In recent years, weightlifting has become an increasingly popular form of exercise. But there's one particular myth that will not die — that heavy weightlifting makes you bulk up. As Riley O'Donnell, trainer at Fhitting Room, told In Style, "This is one of the oldest myths in the book and my least favorite." O'Donnell continued, "'Bulking' like a bodybuilder or professional athlete is impossible without extreme and specific training and dieting." So, what exactly does heavy weightlifting do?

According to Jacque Crockford, CSCS and spokesperson for the American Council on Exercise, "Lifting weights can increase your lean body mass, which increases the number of overall calories you burn during the day" (via Shape). And all this calorie-burning can ultimately help you lose fat. "But it's not during the activity that the magic happens, it's after," personal trainer Kate Pearson, coach at Inside Out Fitness and Nutrition Coaching, told Cosmopolitan. "We call this the after-burn effect. Whilst running burns lots of calories, that process stops when you stop. Lifting weights, however, can help you burn higher calories for up to 72 hours!"

Weightlifting increases your lean muscle mass and base metabolic rate

Oh, and did we mention that when you increase your lean muscle mass, you increase your base metabolic rate? Yep! "Muscle is constantly being broken down, recreated, and synthesized, and all these processes require energy," Noam Tamir, CSCS, founder of TS Fitness, explained to Self. "The more muscle you have, the more energy it takes for this process," he added.
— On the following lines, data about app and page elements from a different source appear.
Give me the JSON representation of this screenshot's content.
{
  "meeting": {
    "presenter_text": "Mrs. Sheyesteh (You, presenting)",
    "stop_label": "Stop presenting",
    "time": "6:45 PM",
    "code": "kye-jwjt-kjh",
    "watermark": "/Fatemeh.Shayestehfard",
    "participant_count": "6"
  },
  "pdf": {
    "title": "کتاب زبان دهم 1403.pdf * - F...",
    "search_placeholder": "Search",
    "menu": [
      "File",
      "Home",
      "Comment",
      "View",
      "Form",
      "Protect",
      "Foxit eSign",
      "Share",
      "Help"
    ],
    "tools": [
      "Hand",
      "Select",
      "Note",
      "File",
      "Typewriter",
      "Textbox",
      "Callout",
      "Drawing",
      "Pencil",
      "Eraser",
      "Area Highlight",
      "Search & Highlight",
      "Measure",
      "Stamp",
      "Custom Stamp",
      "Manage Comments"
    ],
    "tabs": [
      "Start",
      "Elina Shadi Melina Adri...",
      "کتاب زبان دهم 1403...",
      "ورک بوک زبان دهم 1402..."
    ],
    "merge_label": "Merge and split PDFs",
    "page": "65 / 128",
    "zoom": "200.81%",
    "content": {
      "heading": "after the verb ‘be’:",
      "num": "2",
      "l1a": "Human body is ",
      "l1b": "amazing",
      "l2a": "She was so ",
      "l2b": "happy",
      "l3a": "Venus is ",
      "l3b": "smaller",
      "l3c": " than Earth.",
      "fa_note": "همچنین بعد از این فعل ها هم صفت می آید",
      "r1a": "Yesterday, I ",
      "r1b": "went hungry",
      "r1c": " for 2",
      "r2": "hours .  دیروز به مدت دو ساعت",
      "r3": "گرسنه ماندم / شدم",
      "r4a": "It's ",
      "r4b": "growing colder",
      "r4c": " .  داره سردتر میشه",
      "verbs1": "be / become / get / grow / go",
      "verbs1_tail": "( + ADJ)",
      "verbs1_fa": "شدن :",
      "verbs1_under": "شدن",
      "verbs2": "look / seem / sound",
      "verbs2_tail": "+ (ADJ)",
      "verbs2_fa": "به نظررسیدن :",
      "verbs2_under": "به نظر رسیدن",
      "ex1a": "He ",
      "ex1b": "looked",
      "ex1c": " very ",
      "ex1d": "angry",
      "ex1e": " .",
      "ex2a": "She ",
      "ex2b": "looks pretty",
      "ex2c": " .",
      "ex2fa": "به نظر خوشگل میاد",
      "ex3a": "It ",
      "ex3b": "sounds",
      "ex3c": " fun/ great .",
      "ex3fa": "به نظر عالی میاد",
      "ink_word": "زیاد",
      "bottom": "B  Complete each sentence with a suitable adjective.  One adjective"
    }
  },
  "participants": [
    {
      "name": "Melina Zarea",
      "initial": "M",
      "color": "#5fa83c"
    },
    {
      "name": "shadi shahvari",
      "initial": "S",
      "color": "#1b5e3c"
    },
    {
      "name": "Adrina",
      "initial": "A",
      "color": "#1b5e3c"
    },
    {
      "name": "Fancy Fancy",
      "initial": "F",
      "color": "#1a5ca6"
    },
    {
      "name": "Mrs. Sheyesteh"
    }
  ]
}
It's simple.

And that's not all weightlifting can do for you. It can also help to improve your posture and mental health (like almost all forms of exercise) plus protect your bones. "Strength training involves muscles contracting against the bones they're surrounding," Rachelle Reed, Ph.D., manager of training development and barre kinesiologist at Pure Barre, told Prevention. "This force applied to the bones helps improve bone density over time." Looks like it's time to integrate it into your workout routine!